> _Extracted information_

━━━━━━━━━━━━━━━━━━━━

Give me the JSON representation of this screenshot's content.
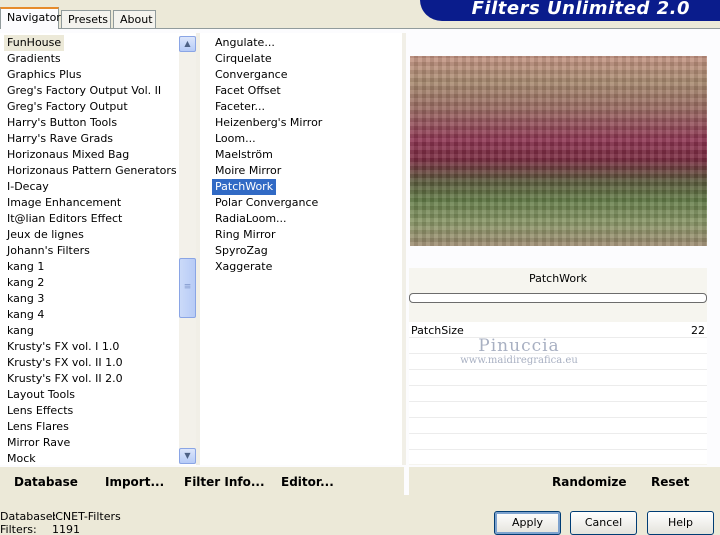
{
  "tabs": [
    {
      "label": "Navigator",
      "active": true
    },
    {
      "label": "Presets",
      "active": false
    },
    {
      "label": "About",
      "active": false
    }
  ],
  "banner_title": "Filters Unlimited 2.0",
  "categories": [
    {
      "label": "FunHouse",
      "selected": true
    },
    {
      "label": "Gradients"
    },
    {
      "label": "Graphics Plus"
    },
    {
      "label": "Greg's Factory Output Vol. II"
    },
    {
      "label": "Greg's Factory Output"
    },
    {
      "label": "Harry's Button Tools"
    },
    {
      "label": "Harry's Rave Grads"
    },
    {
      "label": "Horizonaus Mixed Bag"
    },
    {
      "label": "Horizonaus Pattern Generators"
    },
    {
      "label": "I-Decay"
    },
    {
      "label": "Image Enhancement"
    },
    {
      "label": "It@lian Editors Effect"
    },
    {
      "label": "Jeux de lignes"
    },
    {
      "label": "Johann's Filters"
    },
    {
      "label": "kang 1"
    },
    {
      "label": "kang 2"
    },
    {
      "label": "kang 3"
    },
    {
      "label": "kang 4"
    },
    {
      "label": "kang"
    },
    {
      "label": "Krusty's FX vol. I 1.0"
    },
    {
      "label": "Krusty's FX vol. II 1.0"
    },
    {
      "label": "Krusty's FX vol. II 2.0"
    },
    {
      "label": "Layout Tools"
    },
    {
      "label": "Lens Effects"
    },
    {
      "label": "Lens Flares"
    },
    {
      "label": "Mirror Rave"
    },
    {
      "label": "Mock"
    }
  ],
  "filters": [
    {
      "label": "Angulate..."
    },
    {
      "label": "Cirquelate"
    },
    {
      "label": "Convergance"
    },
    {
      "label": "Facet Offset"
    },
    {
      "label": "Faceter..."
    },
    {
      "label": "Heizenberg's Mirror"
    },
    {
      "label": "Loom..."
    },
    {
      "label": "Maelström"
    },
    {
      "label": "Moire Mirror"
    },
    {
      "label": "PatchWork",
      "selected": true
    },
    {
      "label": "Polar Convergance"
    },
    {
      "label": "RadiaLoom..."
    },
    {
      "label": "Ring Mirror"
    },
    {
      "label": "SpyroZag"
    },
    {
      "label": "Xaggerate"
    }
  ],
  "selected_filter_name": "PatchWork",
  "parameters": [
    {
      "name": "PatchSize",
      "value": "22"
    }
  ],
  "watermark": {
    "line1": "Pinuccia",
    "line2": "www.maidiregrafica.eu"
  },
  "toolbar": {
    "database": "Database",
    "import": "Import...",
    "filter_info": "Filter Info...",
    "editor": "Editor...",
    "randomize": "Randomize",
    "reset": "Reset"
  },
  "status": {
    "database_label": "Database:",
    "database_value": "ICNET-Filters",
    "filters_label": "Filters:",
    "filters_value": "1191"
  },
  "buttons": {
    "apply": "Apply",
    "cancel": "Cancel",
    "help": "Help"
  },
  "colors": {
    "selection_blue": "#316ac5",
    "banner_blue": "#0a1c8c"
  }
}
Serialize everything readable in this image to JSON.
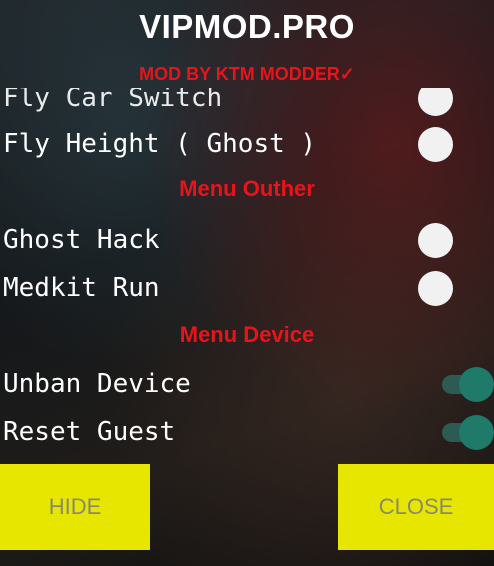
{
  "header": {
    "title": "VIPMOD.PRO",
    "subtitle": "MOD BY KTM MODDER✓"
  },
  "menu": {
    "partial_item": {
      "label": "Fly Car Switch",
      "state": "off"
    },
    "items_top": [
      {
        "label": "Fly Height ( Ghost )",
        "state": "off"
      }
    ],
    "section_outher": "Menu Outher",
    "items_outher": [
      {
        "label": "Ghost Hack",
        "state": "off"
      },
      {
        "label": "Medkit Run",
        "state": "off"
      }
    ],
    "section_device": "Menu Device",
    "items_device": [
      {
        "label": "Unban Device",
        "state": "on"
      },
      {
        "label": "Reset Guest",
        "state": "on"
      }
    ]
  },
  "buttons": {
    "hide": "HIDE",
    "close": "CLOSE"
  },
  "colors": {
    "accent_red": "#e8141b",
    "button_yellow": "#e6e600",
    "toggle_on": "#1f7a6a",
    "toggle_off": "#f1f1f1"
  }
}
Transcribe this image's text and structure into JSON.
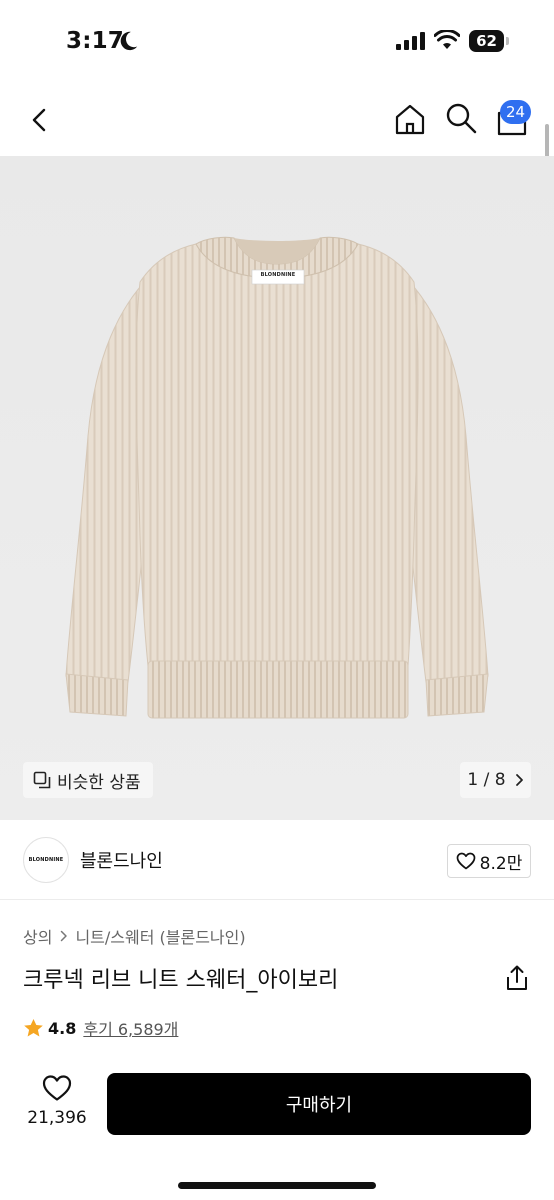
{
  "status_bar": {
    "time": "3:17",
    "battery": "62"
  },
  "nav": {
    "cart_count": "24"
  },
  "product_image": {
    "brand_label": "BLONDNINE",
    "similar_label": "비슷한 상품",
    "pager": "1 / 8"
  },
  "brand": {
    "logo_text": "BLONDNINE",
    "name": "블론드나인",
    "likes": "8.2만"
  },
  "product": {
    "breadcrumb": [
      "상의",
      "니트/스웨터 (블론드나인)"
    ],
    "title": "크루넥 리브 니트 스웨터_아이보리",
    "rating": "4.8",
    "reviews": "후기 6,589개"
  },
  "bottom_bar": {
    "wish_count": "21,396",
    "buy_label": "구매하기"
  },
  "colors": {
    "accent": "#2f6ff0",
    "star": "#f5a623",
    "sweater": "#e8ddd0",
    "buy_button": "#000000"
  },
  "icons": [
    "moon-icon",
    "signal-icon",
    "wifi-icon",
    "battery-icon",
    "back-icon",
    "home-icon",
    "search-icon",
    "cart-icon",
    "similar-icon",
    "chevron-right-icon",
    "heart-icon",
    "share-icon",
    "star-icon"
  ]
}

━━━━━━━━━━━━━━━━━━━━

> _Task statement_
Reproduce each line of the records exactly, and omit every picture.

> _Answer area_
Give me the JSON representation of this screenshot's content.
{
  "tabs": [
    {
      "label": "Navigator",
      "active": true
    },
    {
      "label": "Presets",
      "active": false
    },
    {
      "label": "About",
      "active": false
    }
  ],
  "banner_title": "Filters Unlimited 2.0",
  "categories": [
    {
      "label": "FunHouse",
      "selected": true
    },
    {
      "label": "Gradients"
    },
    {
      "label": "Graphics Plus"
    },
    {
      "label": "Greg's Factory Output Vol. II"
    },
    {
      "label": "Greg's Factory Output"
    },
    {
      "label": "Harry's Button Tools"
    },
    {
      "label": "Harry's Rave Grads"
    },
    {
      "label": "Horizonaus Mixed Bag"
    },
    {
      "label": "Horizonaus Pattern Generators"
    },
    {
      "label": "I-Decay"
    },
    {
      "label": "Image Enhancement"
    },
    {
      "label": "It@lian Editors Effect"
    },
    {
      "label": "Jeux de lignes"
    },
    {
      "label": "Johann's Filters"
    },
    {
      "label": "kang 1"
    },
    {
      "label": "kang 2"
    },
    {
      "label": "kang 3"
    },
    {
      "label": "kang 4"
    },
    {
      "label": "kang"
    },
    {
      "label": "Krusty's FX vol. I 1.0"
    },
    {
      "label": "Krusty's FX vol. II 1.0"
    },
    {
      "label": "Krusty's FX vol. II 2.0"
    },
    {
      "label": "Layout Tools"
    },
    {
      "label": "Lens Effects"
    },
    {
      "label": "Lens Flares"
    },
    {
      "label": "Mirror Rave"
    },
    {
      "label": "Mock"
    }
  ],
  "filters": [
    {
      "label": "Angulate..."
    },
    {
      "label": "Cirquelate"
    },
    {
      "label": "Convergance"
    },
    {
      "label": "Facet Offset"
    },
    {
      "label": "Faceter..."
    },
    {
      "label": "Heizenberg's Mirror"
    },
    {
      "label": "Loom..."
    },
    {
      "label": "Maelström"
    },
    {
      "label": "Moire Mirror"
    },
    {
      "label": "PatchWork",
      "selected": true
    },
    {
      "label": "Polar Convergance"
    },
    {
      "label": "RadiaLoom..."
    },
    {
      "label": "Ring Mirror"
    },
    {
      "label": "SpyroZag"
    },
    {
      "label": "Xaggerate"
    }
  ],
  "selected_filter_name": "PatchWork",
  "parameters": [
    {
      "name": "PatchSize",
      "value": "22"
    }
  ],
  "watermark": {
    "line1": "Pinuccia",
    "line2": "www.maidiregrafica.eu"
  },
  "toolbar": {
    "database": "Database",
    "import": "Import...",
    "filter_info": "Filter Info...",
    "editor": "Editor...",
    "randomize": "Randomize",
    "reset": "Reset"
  },
  "status": {
    "database_label": "Database:",
    "database_value": "ICNET-Filters",
    "filters_label": "Filters:",
    "filters_value": "1191"
  },
  "buttons": {
    "apply": "Apply",
    "cancel": "Cancel",
    "help": "Help"
  },
  "colors": {
    "selection_blue": "#316ac5",
    "banner_blue": "#0a1c8c"
  }
}
Serialize everything readable in this image to JSON.
{
  "header": {
    "title": "VIPMOD.PRO",
    "subtitle": "MOD BY KTM MODDER✓"
  },
  "menu": {
    "partial_item": {
      "label": "Fly Car Switch",
      "state": "off"
    },
    "items_top": [
      {
        "label": "Fly Height ( Ghost )",
        "state": "off"
      }
    ],
    "section_outher": "Menu Outher",
    "items_outher": [
      {
        "label": "Ghost Hack",
        "state": "off"
      },
      {
        "label": "Medkit Run",
        "state": "off"
      }
    ],
    "section_device": "Menu Device",
    "items_device": [
      {
        "label": "Unban Device",
        "state": "on"
      },
      {
        "label": "Reset Guest",
        "state": "on"
      }
    ]
  },
  "buttons": {
    "hide": "HIDE",
    "close": "CLOSE"
  },
  "colors": {
    "accent_red": "#e8141b",
    "button_yellow": "#e6e600",
    "toggle_on": "#1f7a6a",
    "toggle_off": "#f1f1f1"
  }
}
Transcribe this image's text and structure into JSON.
{
  "status_bar": {
    "time": "3:17",
    "battery": "62"
  },
  "nav": {
    "cart_count": "24"
  },
  "product_image": {
    "brand_label": "BLONDNINE",
    "similar_label": "비슷한 상품",
    "pager": "1 / 8"
  },
  "brand": {
    "logo_text": "BLONDNINE",
    "name": "블론드나인",
    "likes": "8.2만"
  },
  "product": {
    "breadcrumb": [
      "상의",
      "니트/스웨터 (블론드나인)"
    ],
    "title": "크루넥 리브 니트 스웨터_아이보리",
    "rating": "4.8",
    "reviews": "후기 6,589개"
  },
  "bottom_bar": {
    "wish_count": "21,396",
    "buy_label": "구매하기"
  },
  "colors": {
    "accent": "#2f6ff0",
    "star": "#f5a623",
    "sweater": "#e8ddd0",
    "buy_button": "#000000"
  },
  "icons": [
    "moon-icon",
    "signal-icon",
    "wifi-icon",
    "battery-icon",
    "back-icon",
    "home-icon",
    "search-icon",
    "cart-icon",
    "similar-icon",
    "chevron-right-icon",
    "heart-icon",
    "share-icon",
    "star-icon"
  ]
}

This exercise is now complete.